The greatest exports are had with the Germanic Empire (15.1% of the total) above all in cotton, wood, iron and live animals; Czechoslovakia follows (11.1%) for silk, cotton and iron products; then Italy with 10.4%, above all in paper, iron, cattle and timber, for which it is today, as in the pre-war period, Austria’s largest customer, for a total value of almost 204 million shillings (1925). With almost all the states, however, the Austrian trade balance is improving, with a decrease in imports and above all a significant increase in exports, an indication of the revived economy.
Today (1925) the most valuable export products for Austria are cotton manufactures (268 million shillings), lumber (239 mil.), Iron (205 mil.), Paper (147 mil.), silk fabrics (108 mil.), woolen manufactures (105 mil.), metals (103 mil.), garments (91 mil.).
The most expensive imports are cereals (372 mil.
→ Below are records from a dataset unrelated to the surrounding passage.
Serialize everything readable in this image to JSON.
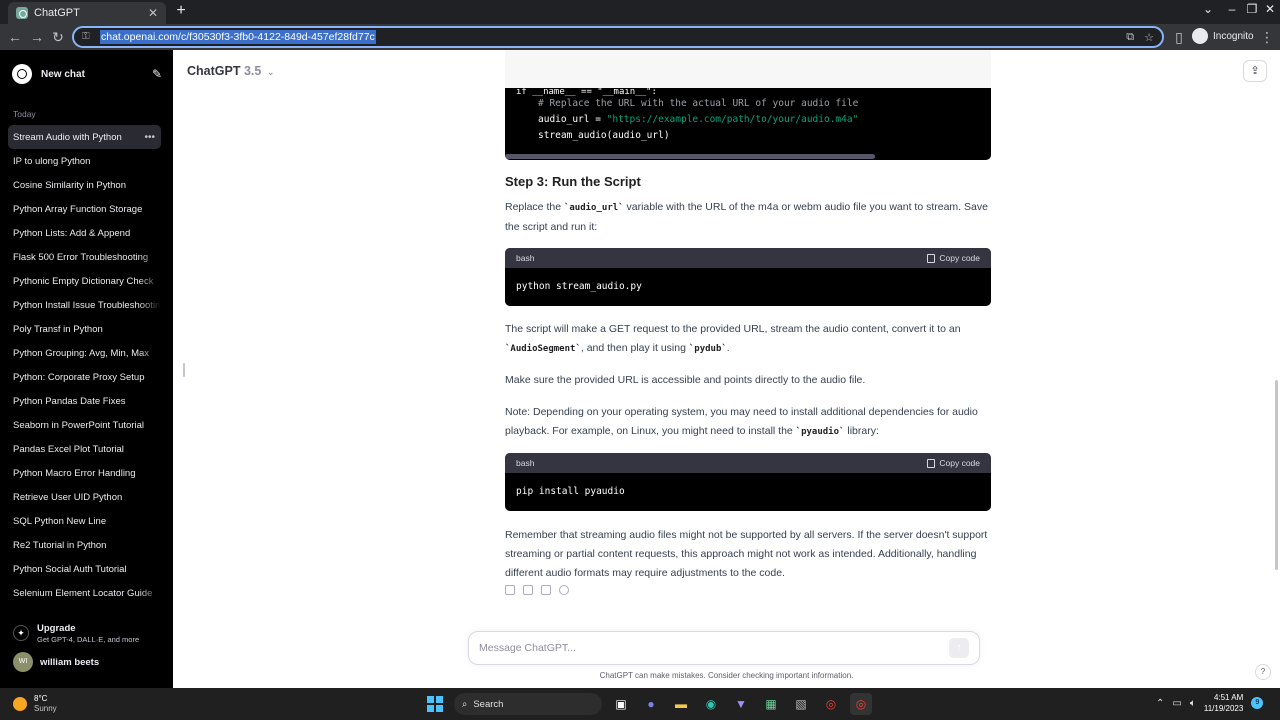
{
  "browser": {
    "tab_title": "ChatGPT",
    "url": "chat.openai.com/c/f30530f3-3fb0-4122-849d-457ef28fd77c",
    "profile": "Incognito"
  },
  "sidebar": {
    "new_chat": "New chat",
    "section": "Today",
    "items": [
      {
        "label": "Stream Audio with Python",
        "active": true
      },
      {
        "label": "IP to ulong Python"
      },
      {
        "label": "Cosine Similarity in Python"
      },
      {
        "label": "Python Array Function Storage"
      },
      {
        "label": "Python Lists: Add & Append"
      },
      {
        "label": "Flask 500 Error Troubleshooting"
      },
      {
        "label": "Pythonic Empty Dictionary Check"
      },
      {
        "label": "Python Install Issue Troubleshooting"
      },
      {
        "label": "Poly Transf in Python"
      },
      {
        "label": "Python Grouping: Avg, Min, Max"
      },
      {
        "label": "Python: Corporate Proxy Setup"
      },
      {
        "label": "Python Pandas Date Fixes"
      },
      {
        "label": "Seaborn in PowerPoint Tutorial"
      },
      {
        "label": "Pandas Excel Plot Tutorial"
      },
      {
        "label": "Python Macro Error Handling"
      },
      {
        "label": "Retrieve User UID Python"
      },
      {
        "label": "SQL Python New Line"
      },
      {
        "label": "Re2 Tutorial in Python"
      },
      {
        "label": "Python Social Auth Tutorial"
      },
      {
        "label": "Selenium Element Locator Guide"
      }
    ],
    "upgrade_title": "Upgrade",
    "upgrade_sub": "Get GPT-4, DALL·E, and more",
    "user_initials": "WI",
    "user_name": "william beets"
  },
  "header": {
    "model_name": "ChatGPT",
    "model_version": "3.5"
  },
  "message": {
    "code_top_lines": {
      "comment": "# Replace the URL with the actual URL of your audio file",
      "assign_lhs": "audio_url = ",
      "assign_str": "\"https://example.com/path/to/your/audio.m4a\"",
      "call": "stream_audio(audio_url)"
    },
    "step_heading": "Step 3: Run the Script",
    "p1_a": "Replace the ",
    "p1_code": "`audio_url`",
    "p1_b": " variable with the URL of the m4a or webm audio file you want to stream. Save the script and run it:",
    "code1_lang": "bash",
    "copy_label": "Copy code",
    "code1_body": "python stream_audio.py",
    "p2_a": "The script will make a GET request to the provided URL, stream the audio content, convert it to an ",
    "p2_code1": "`AudioSegment`",
    "p2_b": ", and then play it using ",
    "p2_code2": "`pydub`",
    "p2_c": ".",
    "p3": "Make sure the provided URL is accessible and points directly to the audio file.",
    "p4_a": "Note: Depending on your operating system, you may need to install additional dependencies for audio playback. For example, on Linux, you might need to install the ",
    "p4_code": "`pyaudio`",
    "p4_b": " library:",
    "code2_lang": "bash",
    "code2_body": "pip install pyaudio",
    "p5": "Remember that streaming audio files might not be supported by all servers. If the server doesn't support streaming or partial content requests, this approach might not work as intended. Additionally, handling different audio formats may require adjustments to the code."
  },
  "composer": {
    "placeholder": "Message ChatGPT..."
  },
  "disclaimer": "ChatGPT can make mistakes. Consider checking important information.",
  "taskbar": {
    "temp": "8°C",
    "condition": "Sunny",
    "search": "Search",
    "time": "4:51 AM",
    "date": "11/19/2023",
    "notif_count": "9"
  }
}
Shillings), raw cotton (354 mil.), Live animals (258 mil.), Fuels (240 mil.), Raw wool (206 mil.)), raw silk (137 mil.), oils and fats (94 mil.), metals (91 mil.).
Due to its situation in the center of Europe, Austria still maintains a large transit trade, part of which before the war was only of internal exchange. For the origins, Italy is at the head, with its Adriatic ports, with 839.818 tons. (1925); it is followed by Czechoslovakia (752,818 tons), Germany (389,479 tons), Yugoslavia (374,818 tons), Hungary (287,901 tons) and Poland (128,400 tons); while for the destination Germany holds the first place with 896,674 tons, almost equaled by Italy (826,695 tons); then come Czechoslovakia (tons 584.929), Switzerland (tons 321.616), Yugoslavia (tons 145.538) and Hungary (tons 118.275).